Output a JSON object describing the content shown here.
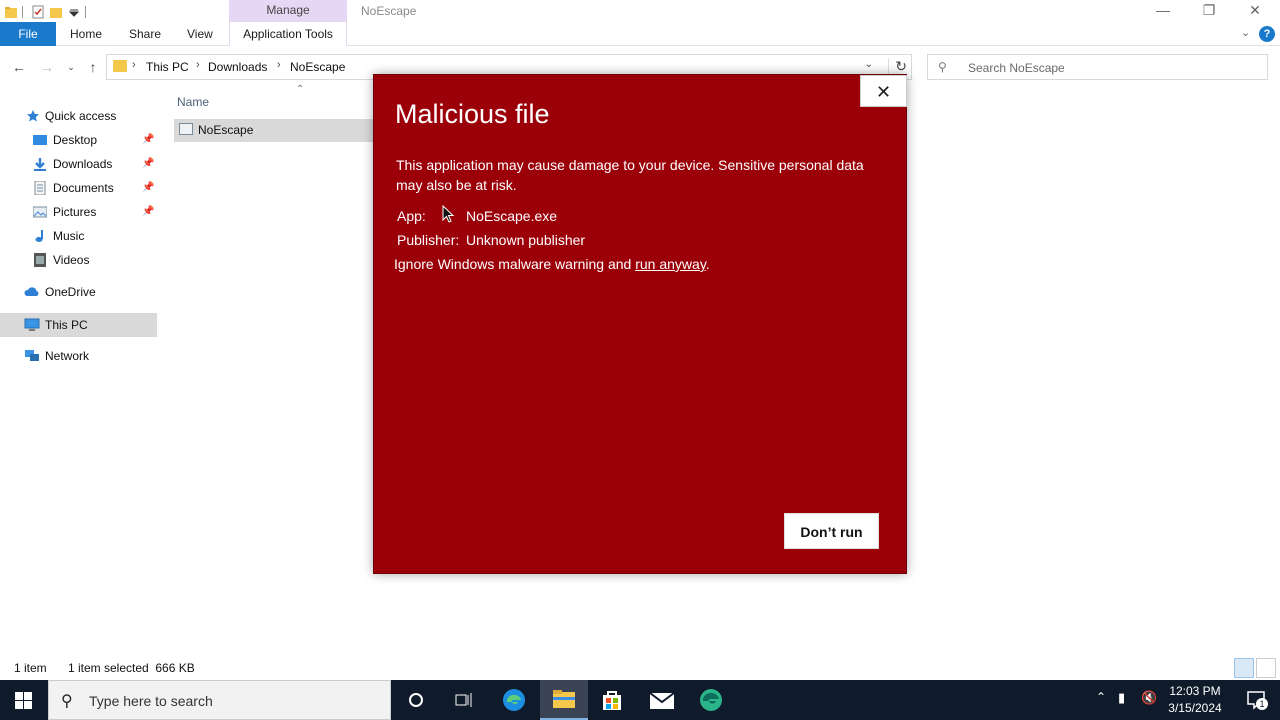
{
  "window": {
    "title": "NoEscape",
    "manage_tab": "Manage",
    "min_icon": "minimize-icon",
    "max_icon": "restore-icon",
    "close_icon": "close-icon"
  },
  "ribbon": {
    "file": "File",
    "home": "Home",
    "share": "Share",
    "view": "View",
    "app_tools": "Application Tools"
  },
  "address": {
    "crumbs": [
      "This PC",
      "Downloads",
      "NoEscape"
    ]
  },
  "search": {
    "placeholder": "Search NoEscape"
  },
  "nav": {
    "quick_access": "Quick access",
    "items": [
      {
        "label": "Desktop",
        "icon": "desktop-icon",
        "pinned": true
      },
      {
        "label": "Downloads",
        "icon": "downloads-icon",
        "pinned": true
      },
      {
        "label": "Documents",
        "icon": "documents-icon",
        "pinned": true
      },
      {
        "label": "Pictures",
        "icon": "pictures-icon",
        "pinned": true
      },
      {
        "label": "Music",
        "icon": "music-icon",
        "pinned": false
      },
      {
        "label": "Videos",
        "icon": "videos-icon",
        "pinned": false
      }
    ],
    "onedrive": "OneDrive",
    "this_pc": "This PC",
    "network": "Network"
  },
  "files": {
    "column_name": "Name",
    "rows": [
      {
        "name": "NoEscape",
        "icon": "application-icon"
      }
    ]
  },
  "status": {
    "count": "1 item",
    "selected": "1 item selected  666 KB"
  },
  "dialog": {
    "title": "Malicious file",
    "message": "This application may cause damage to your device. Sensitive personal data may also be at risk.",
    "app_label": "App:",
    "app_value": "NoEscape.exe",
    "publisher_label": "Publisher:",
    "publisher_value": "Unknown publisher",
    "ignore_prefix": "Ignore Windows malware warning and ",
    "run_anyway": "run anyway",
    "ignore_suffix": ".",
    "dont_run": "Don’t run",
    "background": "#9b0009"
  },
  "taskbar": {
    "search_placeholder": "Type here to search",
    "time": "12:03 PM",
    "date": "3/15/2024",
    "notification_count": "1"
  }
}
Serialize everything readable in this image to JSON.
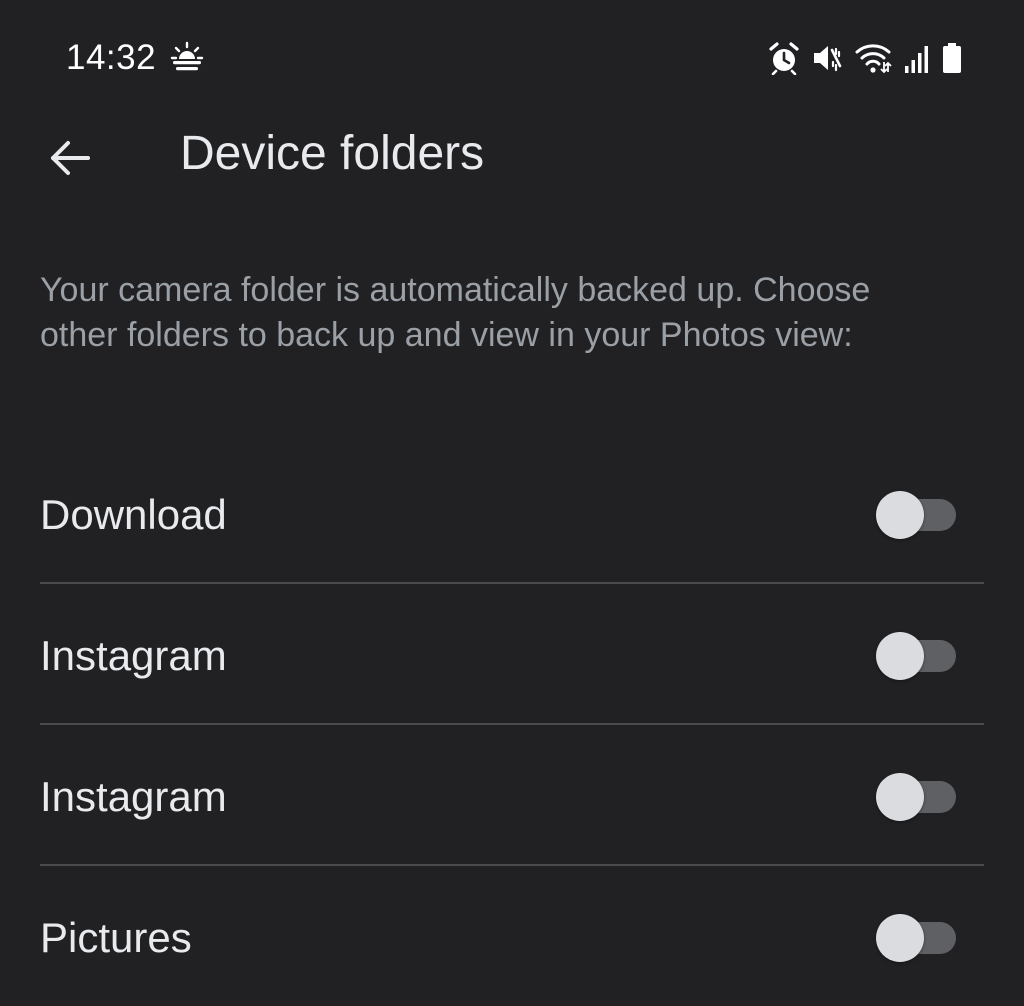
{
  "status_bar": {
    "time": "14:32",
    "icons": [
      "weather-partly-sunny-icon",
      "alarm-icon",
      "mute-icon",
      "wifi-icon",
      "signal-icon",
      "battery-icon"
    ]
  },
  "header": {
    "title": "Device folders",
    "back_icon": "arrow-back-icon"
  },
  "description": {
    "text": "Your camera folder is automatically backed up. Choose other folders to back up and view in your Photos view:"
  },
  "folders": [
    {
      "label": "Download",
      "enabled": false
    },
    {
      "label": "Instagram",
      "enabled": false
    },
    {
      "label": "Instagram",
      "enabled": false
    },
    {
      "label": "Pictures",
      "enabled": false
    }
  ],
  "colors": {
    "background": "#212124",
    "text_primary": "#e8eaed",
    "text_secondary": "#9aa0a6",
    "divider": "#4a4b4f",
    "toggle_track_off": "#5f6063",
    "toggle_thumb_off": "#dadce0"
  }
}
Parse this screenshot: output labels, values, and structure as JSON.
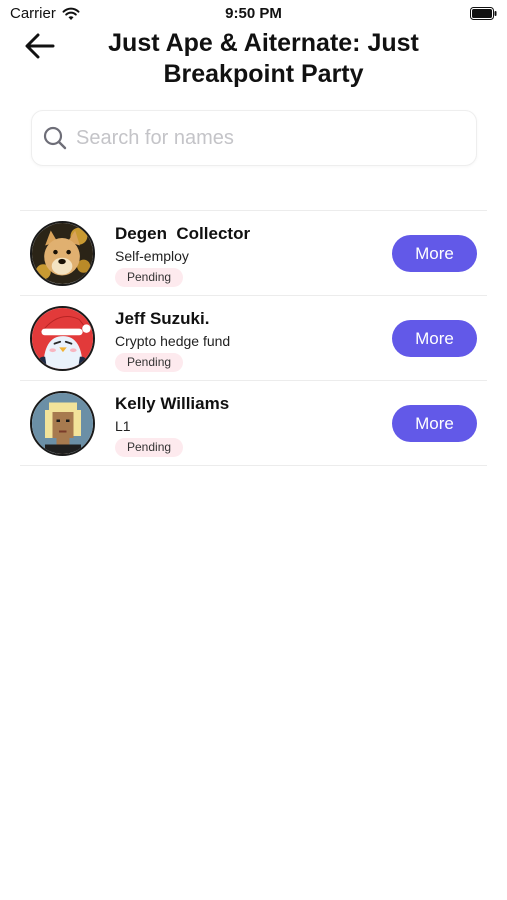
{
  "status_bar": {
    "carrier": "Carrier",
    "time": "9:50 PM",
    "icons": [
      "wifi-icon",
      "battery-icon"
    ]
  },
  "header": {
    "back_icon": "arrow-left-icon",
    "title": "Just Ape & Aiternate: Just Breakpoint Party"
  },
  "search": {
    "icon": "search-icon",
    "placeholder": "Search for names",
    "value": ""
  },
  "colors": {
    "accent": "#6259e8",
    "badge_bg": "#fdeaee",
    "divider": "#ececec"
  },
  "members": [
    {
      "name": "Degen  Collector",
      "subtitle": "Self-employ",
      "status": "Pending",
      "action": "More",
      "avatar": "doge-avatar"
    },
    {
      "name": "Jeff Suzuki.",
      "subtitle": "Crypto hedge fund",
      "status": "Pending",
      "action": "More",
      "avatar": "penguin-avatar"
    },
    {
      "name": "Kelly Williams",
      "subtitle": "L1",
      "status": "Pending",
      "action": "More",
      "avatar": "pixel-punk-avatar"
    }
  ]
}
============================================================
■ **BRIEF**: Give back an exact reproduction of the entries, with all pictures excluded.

■ **TASK RESPONSE**:
Output a JSON object describing the content shown here.
{
  "window": {
    "title": "NoEscape",
    "manage_tab": "Manage",
    "min_icon": "minimize-icon",
    "max_icon": "restore-icon",
    "close_icon": "close-icon"
  },
  "ribbon": {
    "file": "File",
    "home": "Home",
    "share": "Share",
    "view": "View",
    "app_tools": "Application Tools"
  },
  "address": {
    "crumbs": [
      "This PC",
      "Downloads",
      "NoEscape"
    ]
  },
  "search": {
    "placeholder": "Search NoEscape"
  },
  "nav": {
    "quick_access": "Quick access",
    "items": [
      {
        "label": "Desktop",
        "icon": "desktop-icon",
        "pinned": true
      },
      {
        "label": "Downloads",
        "icon": "downloads-icon",
        "pinned": true
      },
      {
        "label": "Documents",
        "icon": "documents-icon",
        "pinned": true
      },
      {
        "label": "Pictures",
        "icon": "pictures-icon",
        "pinned": true
      },
      {
        "label": "Music",
        "icon": "music-icon",
        "pinned": false
      },
      {
        "label": "Videos",
        "icon": "videos-icon",
        "pinned": false
      }
    ],
    "onedrive": "OneDrive",
    "this_pc": "This PC",
    "network": "Network"
  },
  "files": {
    "column_name": "Name",
    "rows": [
      {
        "name": "NoEscape",
        "icon": "application-icon"
      }
    ]
  },
  "status": {
    "count": "1 item",
    "selected": "1 item selected  666 KB"
  },
  "dialog": {
    "title": "Malicious file",
    "message": "This application may cause damage to your device. Sensitive personal data may also be at risk.",
    "app_label": "App:",
    "app_value": "NoEscape.exe",
    "publisher_label": "Publisher:",
    "publisher_value": "Unknown publisher",
    "ignore_prefix": "Ignore Windows malware warning and ",
    "run_anyway": "run anyway",
    "ignore_suffix": ".",
    "dont_run": "Don’t run",
    "background": "#9b0009"
  },
  "taskbar": {
    "search_placeholder": "Type here to search",
    "time": "12:03 PM",
    "date": "3/15/2024",
    "notification_count": "1"
  }
}
Serialize everything readable in this image to JSON.
{
  "status_bar": {
    "time": "14:32",
    "icons": [
      "weather-partly-sunny-icon",
      "alarm-icon",
      "mute-icon",
      "wifi-icon",
      "signal-icon",
      "battery-icon"
    ]
  },
  "header": {
    "title": "Device folders",
    "back_icon": "arrow-back-icon"
  },
  "description": {
    "text": "Your camera folder is automatically backed up. Choose other folders to back up and view in your Photos view:"
  },
  "folders": [
    {
      "label": "Download",
      "enabled": false
    },
    {
      "label": "Instagram",
      "enabled": false
    },
    {
      "label": "Instagram",
      "enabled": false
    },
    {
      "label": "Pictures",
      "enabled": false
    }
  ],
  "colors": {
    "background": "#212124",
    "text_primary": "#e8eaed",
    "text_secondary": "#9aa0a6",
    "divider": "#4a4b4f",
    "toggle_track_off": "#5f6063",
    "toggle_thumb_off": "#dadce0"
  }
}
Parse this screenshot: output labels, values, and structure as JSON.
{
  "status_bar": {
    "carrier": "Carrier",
    "time": "9:50 PM",
    "icons": [
      "wifi-icon",
      "battery-icon"
    ]
  },
  "header": {
    "back_icon": "arrow-left-icon",
    "title": "Just Ape & Aiternate: Just Breakpoint Party"
  },
  "search": {
    "icon": "search-icon",
    "placeholder": "Search for names",
    "value": ""
  },
  "colors": {
    "accent": "#6259e8",
    "badge_bg": "#fdeaee",
    "divider": "#ececec"
  },
  "members": [
    {
      "name": "Degen  Collector",
      "subtitle": "Self-employ",
      "status": "Pending",
      "action": "More",
      "avatar": "doge-avatar"
    },
    {
      "name": "Jeff Suzuki.",
      "subtitle": "Crypto hedge fund",
      "status": "Pending",
      "action": "More",
      "avatar": "penguin-avatar"
    },
    {
      "name": "Kelly Williams",
      "subtitle": "L1",
      "status": "Pending",
      "action": "More",
      "avatar": "pixel-punk-avatar"
    }
  ]
}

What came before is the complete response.